• _WORK INSTRUCTIONS_:
Filter on the word "this": copy each matching line from the listing below.

• _DATASET_:
»»

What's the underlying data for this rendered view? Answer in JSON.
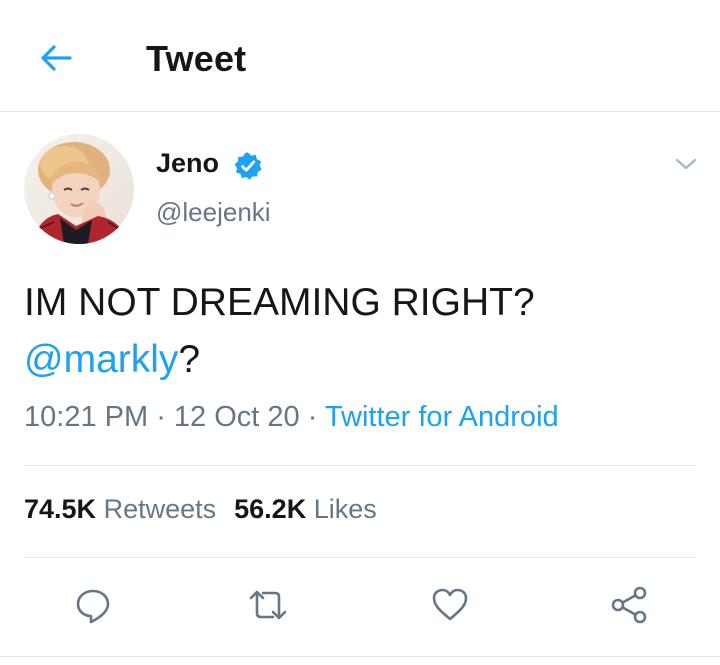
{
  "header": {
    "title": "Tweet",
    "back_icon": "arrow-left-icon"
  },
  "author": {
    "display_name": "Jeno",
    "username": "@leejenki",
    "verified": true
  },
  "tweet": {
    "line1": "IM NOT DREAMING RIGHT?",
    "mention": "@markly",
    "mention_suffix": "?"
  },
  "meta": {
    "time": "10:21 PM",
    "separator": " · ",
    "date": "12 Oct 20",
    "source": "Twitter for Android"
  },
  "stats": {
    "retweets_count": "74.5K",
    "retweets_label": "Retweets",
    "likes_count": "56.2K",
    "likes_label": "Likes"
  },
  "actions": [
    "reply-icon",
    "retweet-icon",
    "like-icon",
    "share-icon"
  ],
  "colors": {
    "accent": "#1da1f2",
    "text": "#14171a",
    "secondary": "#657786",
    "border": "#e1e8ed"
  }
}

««
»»

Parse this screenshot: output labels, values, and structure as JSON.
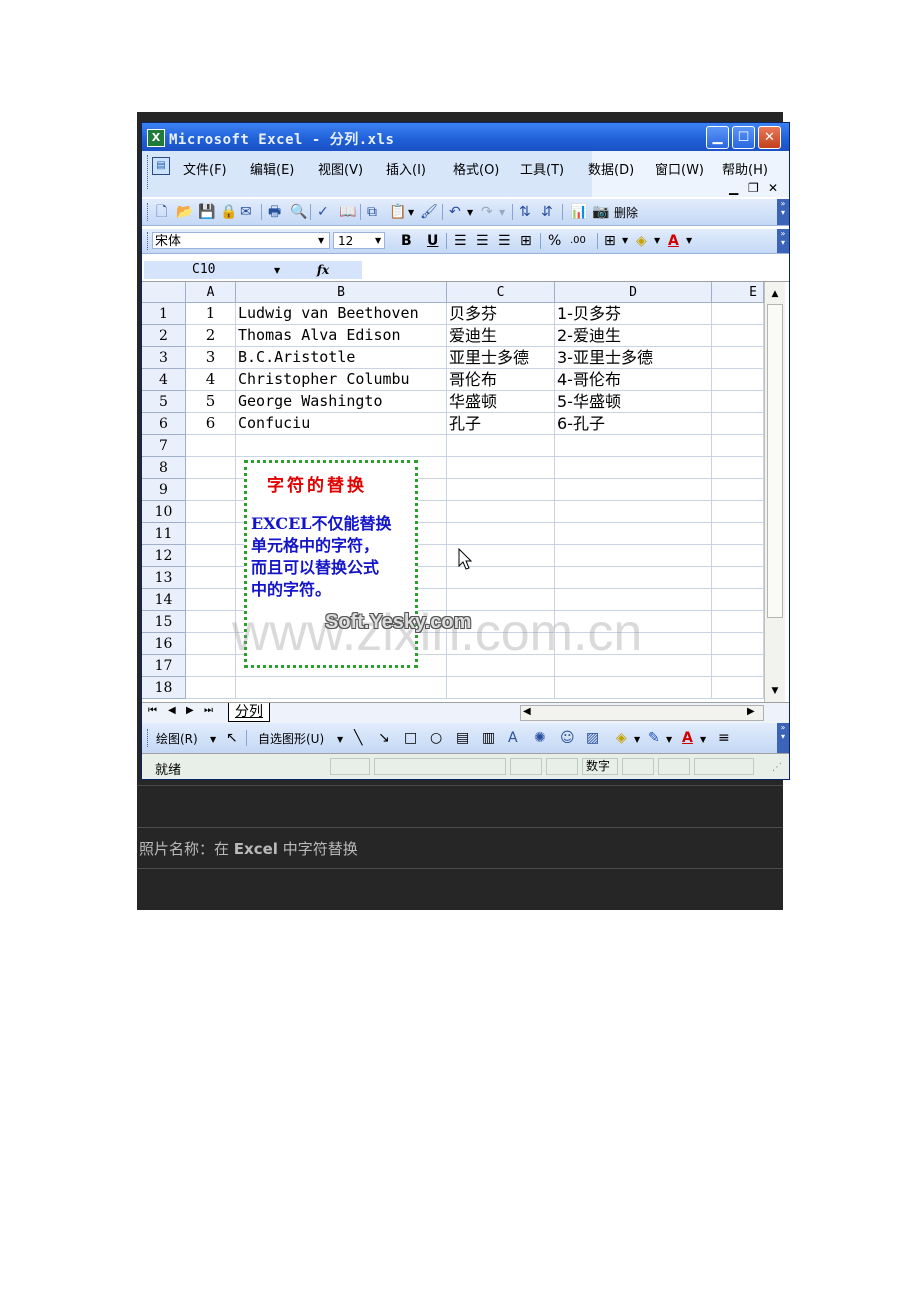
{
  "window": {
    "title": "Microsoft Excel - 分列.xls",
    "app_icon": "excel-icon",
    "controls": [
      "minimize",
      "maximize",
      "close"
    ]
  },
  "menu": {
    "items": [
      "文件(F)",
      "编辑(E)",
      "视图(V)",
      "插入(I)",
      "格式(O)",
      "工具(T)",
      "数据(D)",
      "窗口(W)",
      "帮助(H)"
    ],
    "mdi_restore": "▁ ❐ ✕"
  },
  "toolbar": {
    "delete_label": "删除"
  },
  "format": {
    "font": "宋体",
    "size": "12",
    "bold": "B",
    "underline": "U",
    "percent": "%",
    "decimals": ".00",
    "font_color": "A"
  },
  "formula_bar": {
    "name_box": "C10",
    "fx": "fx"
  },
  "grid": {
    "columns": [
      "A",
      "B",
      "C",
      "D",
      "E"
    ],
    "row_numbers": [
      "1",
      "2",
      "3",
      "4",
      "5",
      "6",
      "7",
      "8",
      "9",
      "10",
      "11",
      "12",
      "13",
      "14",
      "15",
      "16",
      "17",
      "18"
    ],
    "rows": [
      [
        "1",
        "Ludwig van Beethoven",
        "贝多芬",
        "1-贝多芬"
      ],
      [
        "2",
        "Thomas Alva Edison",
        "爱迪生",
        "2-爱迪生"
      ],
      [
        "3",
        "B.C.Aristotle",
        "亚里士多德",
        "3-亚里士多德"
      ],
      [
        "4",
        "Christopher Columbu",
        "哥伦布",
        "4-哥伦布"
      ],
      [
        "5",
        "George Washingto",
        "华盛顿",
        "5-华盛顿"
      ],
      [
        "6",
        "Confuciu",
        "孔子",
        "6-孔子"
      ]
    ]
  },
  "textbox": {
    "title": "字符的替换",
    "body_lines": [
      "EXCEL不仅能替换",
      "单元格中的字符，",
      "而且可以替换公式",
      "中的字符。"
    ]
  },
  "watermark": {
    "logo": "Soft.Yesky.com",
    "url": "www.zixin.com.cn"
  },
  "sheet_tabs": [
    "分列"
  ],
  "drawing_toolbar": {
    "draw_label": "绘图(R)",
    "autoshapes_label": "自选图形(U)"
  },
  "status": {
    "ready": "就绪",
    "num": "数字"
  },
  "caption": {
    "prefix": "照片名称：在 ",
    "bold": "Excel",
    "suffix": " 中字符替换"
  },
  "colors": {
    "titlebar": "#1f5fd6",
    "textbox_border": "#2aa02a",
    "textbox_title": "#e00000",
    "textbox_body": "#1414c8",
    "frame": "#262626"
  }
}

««

• _PROBLEM SOLUTION_:
What's the underlying data for this rendered view? Answer in JSON.
Parse this screenshot: output labels, values, and structure as JSON.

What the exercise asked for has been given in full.